── Dataset content ──

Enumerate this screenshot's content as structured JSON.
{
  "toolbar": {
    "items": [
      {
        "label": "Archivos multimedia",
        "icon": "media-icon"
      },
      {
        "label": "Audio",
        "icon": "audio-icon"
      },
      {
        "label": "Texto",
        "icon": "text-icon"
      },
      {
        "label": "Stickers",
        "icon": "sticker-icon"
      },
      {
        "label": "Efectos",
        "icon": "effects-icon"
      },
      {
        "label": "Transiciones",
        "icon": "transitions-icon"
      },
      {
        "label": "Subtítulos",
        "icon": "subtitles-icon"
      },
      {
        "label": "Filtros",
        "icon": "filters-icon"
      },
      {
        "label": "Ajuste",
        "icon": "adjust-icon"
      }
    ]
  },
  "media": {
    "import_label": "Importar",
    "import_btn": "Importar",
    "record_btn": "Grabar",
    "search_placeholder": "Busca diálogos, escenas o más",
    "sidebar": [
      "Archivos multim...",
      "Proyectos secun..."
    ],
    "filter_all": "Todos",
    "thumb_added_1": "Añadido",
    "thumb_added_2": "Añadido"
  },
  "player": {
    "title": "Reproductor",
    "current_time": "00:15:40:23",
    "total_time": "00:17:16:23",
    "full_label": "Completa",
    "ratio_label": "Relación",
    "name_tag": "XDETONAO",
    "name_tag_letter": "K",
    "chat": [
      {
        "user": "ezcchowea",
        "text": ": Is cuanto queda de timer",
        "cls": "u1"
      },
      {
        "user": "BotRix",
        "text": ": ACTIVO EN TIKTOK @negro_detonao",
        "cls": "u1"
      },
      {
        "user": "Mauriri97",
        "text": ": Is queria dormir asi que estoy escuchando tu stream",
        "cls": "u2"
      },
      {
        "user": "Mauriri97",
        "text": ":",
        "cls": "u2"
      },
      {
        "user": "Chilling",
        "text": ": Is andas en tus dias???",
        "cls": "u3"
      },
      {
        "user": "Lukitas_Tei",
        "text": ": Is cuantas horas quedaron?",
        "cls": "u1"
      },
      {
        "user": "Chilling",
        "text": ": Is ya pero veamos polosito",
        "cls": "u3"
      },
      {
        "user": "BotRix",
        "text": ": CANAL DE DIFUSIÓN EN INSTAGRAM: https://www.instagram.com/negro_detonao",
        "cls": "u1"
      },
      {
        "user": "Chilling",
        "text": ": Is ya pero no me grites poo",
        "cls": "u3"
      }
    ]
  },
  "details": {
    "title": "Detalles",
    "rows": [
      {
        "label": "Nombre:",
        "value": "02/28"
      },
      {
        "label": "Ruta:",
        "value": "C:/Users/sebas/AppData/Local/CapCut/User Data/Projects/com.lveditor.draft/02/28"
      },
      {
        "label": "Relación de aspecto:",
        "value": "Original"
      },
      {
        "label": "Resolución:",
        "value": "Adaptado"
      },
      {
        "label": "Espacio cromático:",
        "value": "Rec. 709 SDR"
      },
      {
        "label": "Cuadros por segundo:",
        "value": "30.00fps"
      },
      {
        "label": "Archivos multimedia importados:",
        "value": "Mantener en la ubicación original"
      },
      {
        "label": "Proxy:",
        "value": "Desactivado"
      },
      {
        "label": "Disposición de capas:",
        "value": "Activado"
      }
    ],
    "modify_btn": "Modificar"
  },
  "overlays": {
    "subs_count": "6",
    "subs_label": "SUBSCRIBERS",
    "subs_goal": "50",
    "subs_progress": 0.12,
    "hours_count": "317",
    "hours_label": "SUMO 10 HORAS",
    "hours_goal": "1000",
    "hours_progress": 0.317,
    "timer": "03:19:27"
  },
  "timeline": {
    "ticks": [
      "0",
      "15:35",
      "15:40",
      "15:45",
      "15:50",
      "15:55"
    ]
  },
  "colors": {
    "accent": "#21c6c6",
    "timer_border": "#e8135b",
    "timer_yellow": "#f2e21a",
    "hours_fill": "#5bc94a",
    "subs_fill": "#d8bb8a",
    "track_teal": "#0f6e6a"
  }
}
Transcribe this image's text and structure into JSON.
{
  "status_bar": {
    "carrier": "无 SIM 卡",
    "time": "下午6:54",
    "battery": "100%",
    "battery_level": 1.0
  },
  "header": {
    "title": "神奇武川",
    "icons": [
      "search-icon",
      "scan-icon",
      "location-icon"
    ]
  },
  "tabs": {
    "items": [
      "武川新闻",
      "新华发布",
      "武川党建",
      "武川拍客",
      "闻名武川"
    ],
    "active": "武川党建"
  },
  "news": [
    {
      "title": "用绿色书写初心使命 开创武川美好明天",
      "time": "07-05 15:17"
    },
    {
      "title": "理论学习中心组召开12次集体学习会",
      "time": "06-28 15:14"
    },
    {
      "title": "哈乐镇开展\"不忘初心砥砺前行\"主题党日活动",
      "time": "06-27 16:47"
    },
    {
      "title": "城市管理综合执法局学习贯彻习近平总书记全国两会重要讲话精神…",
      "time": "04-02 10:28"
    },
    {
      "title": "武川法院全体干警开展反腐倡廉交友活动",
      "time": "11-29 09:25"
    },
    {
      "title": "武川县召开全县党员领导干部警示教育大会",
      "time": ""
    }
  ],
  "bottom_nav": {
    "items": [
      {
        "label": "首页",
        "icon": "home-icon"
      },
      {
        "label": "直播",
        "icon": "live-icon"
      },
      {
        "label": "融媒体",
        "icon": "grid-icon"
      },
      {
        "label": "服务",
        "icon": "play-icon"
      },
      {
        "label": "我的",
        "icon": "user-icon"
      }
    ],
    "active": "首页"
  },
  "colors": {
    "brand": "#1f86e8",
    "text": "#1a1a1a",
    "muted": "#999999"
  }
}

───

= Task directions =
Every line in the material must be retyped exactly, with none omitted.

= Finished exercise =
Enumerate this screenshot's content as structured JSON.
{
  "toolbar": {
    "items": [
      {
        "label": "Archivos multimedia",
        "icon": "media-icon"
      },
      {
        "label": "Audio",
        "icon": "audio-icon"
      },
      {
        "label": "Texto",
        "icon": "text-icon"
      },
      {
        "label": "Stickers",
        "icon": "sticker-icon"
      },
      {
        "label": "Efectos",
        "icon": "effects-icon"
      },
      {
        "label": "Transiciones",
        "icon": "transitions-icon"
      },
      {
        "label": "Subtítulos",
        "icon": "subtitles-icon"
      },
      {
        "label": "Filtros",
        "icon": "filters-icon"
      },
      {
        "label": "Ajuste",
        "icon": "adjust-icon"
      }
    ]
  },
  "media": {
    "import_label": "Importar",
    "import_btn": "Importar",
    "record_btn": "Grabar",
    "search_placeholder": "Busca diálogos, escenas o más",
    "sidebar": [
      "Archivos multim...",
      "Proyectos secun..."
    ],
    "filter_all": "Todos",
    "thumb_added_1": "Añadido",
    "thumb_added_2": "Añadido"
  },
  "player": {
    "title": "Reproductor",
    "current_time": "00:15:40:23",
    "total_time": "00:17:16:23",
    "full_label": "Completa",
    "ratio_label": "Relación",
    "name_tag": "XDETONAO",
    "name_tag_letter": "K",
    "chat": [
      {
        "user": "ezcchowea",
        "text": ": Is cuanto queda de timer",
        "cls": "u1"
      },
      {
        "user": "BotRix",
        "text": ": ACTIVO EN TIKTOK @negro_detonao",
        "cls": "u1"
      },
      {
        "user": "Mauriri97",
        "text": ": Is queria dormir asi que estoy escuchando tu stream",
        "cls": "u2"
      },
      {
        "user": "Mauriri97",
        "text": ":",
        "cls": "u2"
      },
      {
        "user": "Chilling",
        "text": ": Is andas en tus dias???",
        "cls": "u3"
      },
      {
        "user": "Lukitas_Tei",
        "text": ": Is cuantas horas quedaron?",
        "cls": "u1"
      },
      {
        "user": "Chilling",
        "text": ": Is ya pero veamos polosito",
        "cls": "u3"
      },
      {
        "user": "BotRix",
        "text": ": CANAL DE DIFUSIÓN EN INSTAGRAM: https://www.instagram.com/negro_detonao",
        "cls": "u1"
      },
      {
        "user": "Chilling",
        "text": ": Is ya pero no me grites poo",
        "cls": "u3"
      }
    ]
  },
  "details": {
    "title": "Detalles",
    "rows": [
      {
        "label": "Nombre:",
        "value": "02/28"
      },
      {
        "label": "Ruta:",
        "value": "C:/Users/sebas/AppData/Local/CapCut/User Data/Projects/com.lveditor.draft/02/28"
      },
      {
        "label": "Relación de aspecto:",
        "value": "Original"
      },
      {
        "label": "Resolución:",
        "value": "Adaptado"
      },
      {
        "label": "Espacio cromático:",
        "value": "Rec. 709 SDR"
      },
      {
        "label": "Cuadros por segundo:",
        "value": "30.00fps"
      },
      {
        "label": "Archivos multimedia importados:",
        "value": "Mantener en la ubicación original"
      },
      {
        "label": "Proxy:",
        "value": "Desactivado"
      },
      {
        "label": "Disposición de capas:",
        "value": "Activado"
      }
    ],
    "modify_btn": "Modificar"
  },
  "overlays": {
    "subs_count": "6",
    "subs_label": "SUBSCRIBERS",
    "subs_goal": "50",
    "subs_progress": 0.12,
    "hours_count": "317",
    "hours_label": "SUMO 10 HORAS",
    "hours_goal": "1000",
    "hours_progress": 0.317,
    "timer": "03:19:27"
  },
  "timeline": {
    "ticks": [
      "0",
      "15:35",
      "15:40",
      "15:45",
      "15:50",
      "15:55"
    ]
  },
  "colors": {
    "accent": "#21c6c6",
    "timer_border": "#e8135b",
    "timer_yellow": "#f2e21a",
    "hours_fill": "#5bc94a",
    "subs_fill": "#d8bb8a",
    "track_teal": "#0f6e6a"
  }
}
Transcribe this image's text and structure into JSON.
{
  "status_bar": {
    "carrier": "无 SIM 卡",
    "time": "下午6:54",
    "battery": "100%",
    "battery_level": 1.0
  },
  "header": {
    "title": "神奇武川",
    "icons": [
      "search-icon",
      "scan-icon",
      "location-icon"
    ]
  },
  "tabs": {
    "items": [
      "武川新闻",
      "新华发布",
      "武川党建",
      "武川拍客",
      "闻名武川"
    ],
    "active": "武川党建"
  },
  "news": [
    {
      "title": "用绿色书写初心使命 开创武川美好明天",
      "time": "07-05 15:17"
    },
    {
      "title": "理论学习中心组召开12次集体学习会",
      "time": "06-28 15:14"
    },
    {
      "title": "哈乐镇开展\"不忘初心砥砺前行\"主题党日活动",
      "time": "06-27 16:47"
    },
    {
      "title": "城市管理综合执法局学习贯彻习近平总书记全国两会重要讲话精神…",
      "time": "04-02 10:28"
    },
    {
      "title": "武川法院全体干警开展反腐倡廉交友活动",
      "time": "11-29 09:25"
    },
    {
      "title": "武川县召开全县党员领导干部警示教育大会",
      "time": ""
    }
  ],
  "bottom_nav": {
    "items": [
      {
        "label": "首页",
        "icon": "home-icon"
      },
      {
        "label": "直播",
        "icon": "live-icon"
      },
      {
        "label": "融媒体",
        "icon": "grid-icon"
      },
      {
        "label": "服务",
        "icon": "play-icon"
      },
      {
        "label": "我的",
        "icon": "user-icon"
      }
    ],
    "active": "首页"
  },
  "colors": {
    "brand": "#1f86e8",
    "text": "#1a1a1a",
    "muted": "#999999"
  }
}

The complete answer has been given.